Start of DATASET RECORDS

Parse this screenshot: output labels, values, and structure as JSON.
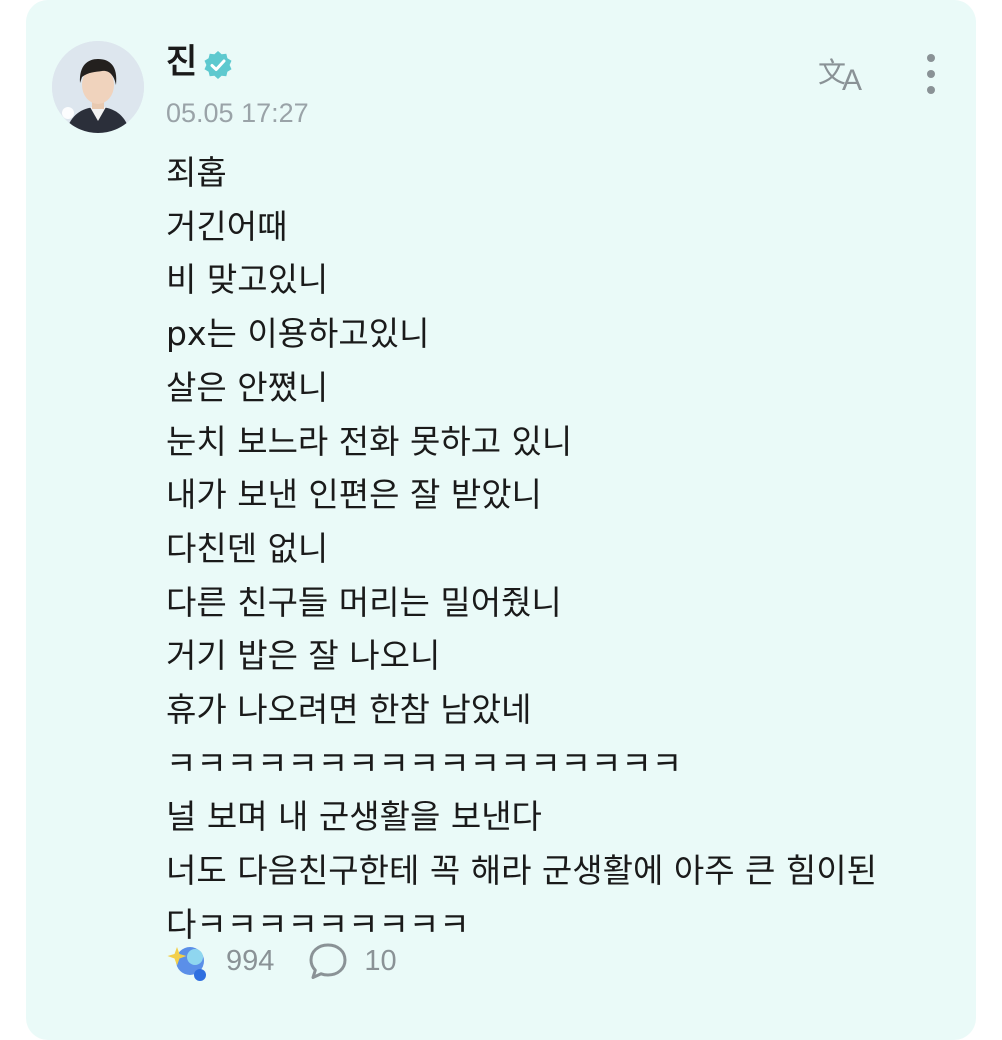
{
  "post": {
    "author": {
      "name": "진",
      "verified_icon": "verified-badge-icon",
      "avatar_icon": "profile-photo"
    },
    "timestamp": "05.05 17:27",
    "actions": {
      "translate_icon": "translate-icon",
      "more_icon": "more-vertical-icon"
    },
    "body_lines": [
      "죄홉",
      "거긴어때",
      "비 맞고있니",
      "px는 이용하고있니",
      "살은 안쪘니",
      "눈치 보느라 전화 못하고 있니",
      "내가 보낸 인편은 잘 받았니",
      "다친덴 없니",
      "다른 친구들 머리는 밀어줬니",
      "거기 밥은 잘 나오니",
      "휴가 나오려면 한참 남았네",
      "ㅋㅋㅋㅋㅋㅋㅋㅋㅋㅋㅋㅋㅋㅋㅋㅋㅋ",
      "널 보며 내 군생활을 보낸다",
      "너도 다음친구한테 꼭 해라 군생활에 아주 큰 힘이된",
      "다ㅋㅋㅋㅋㅋㅋㅋㅋㅋ"
    ],
    "stats": {
      "like_icon": "sparkle-reaction-icon",
      "like_count": "994",
      "comment_icon": "comment-bubble-icon",
      "comment_count": "10"
    }
  },
  "colors": {
    "card_background": "#eafaf8",
    "text": "#1a1a1a",
    "muted_text": "#9aa3a8",
    "verified_badge": "#5ec9cf"
  }
}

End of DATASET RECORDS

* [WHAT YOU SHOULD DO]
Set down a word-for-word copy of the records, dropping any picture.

* [SOLUTION BELOW]
Parse this screenshot: output labels, values, and structure as JSON.
{
  "post": {
    "author": {
      "name": "진",
      "verified_icon": "verified-badge-icon",
      "avatar_icon": "profile-photo"
    },
    "timestamp": "05.05 17:27",
    "actions": {
      "translate_icon": "translate-icon",
      "more_icon": "more-vertical-icon"
    },
    "body_lines": [
      "죄홉",
      "거긴어때",
      "비 맞고있니",
      "px는 이용하고있니",
      "살은 안쪘니",
      "눈치 보느라 전화 못하고 있니",
      "내가 보낸 인편은 잘 받았니",
      "다친덴 없니",
      "다른 친구들 머리는 밀어줬니",
      "거기 밥은 잘 나오니",
      "휴가 나오려면 한참 남았네",
      "ㅋㅋㅋㅋㅋㅋㅋㅋㅋㅋㅋㅋㅋㅋㅋㅋㅋ",
      "널 보며 내 군생활을 보낸다",
      "너도 다음친구한테 꼭 해라 군생활에 아주 큰 힘이된",
      "다ㅋㅋㅋㅋㅋㅋㅋㅋㅋ"
    ],
    "stats": {
      "like_icon": "sparkle-reaction-icon",
      "like_count": "994",
      "comment_icon": "comment-bubble-icon",
      "comment_count": "10"
    }
  },
  "colors": {
    "card_background": "#eafaf8",
    "text": "#1a1a1a",
    "muted_text": "#9aa3a8",
    "verified_badge": "#5ec9cf"
  }
}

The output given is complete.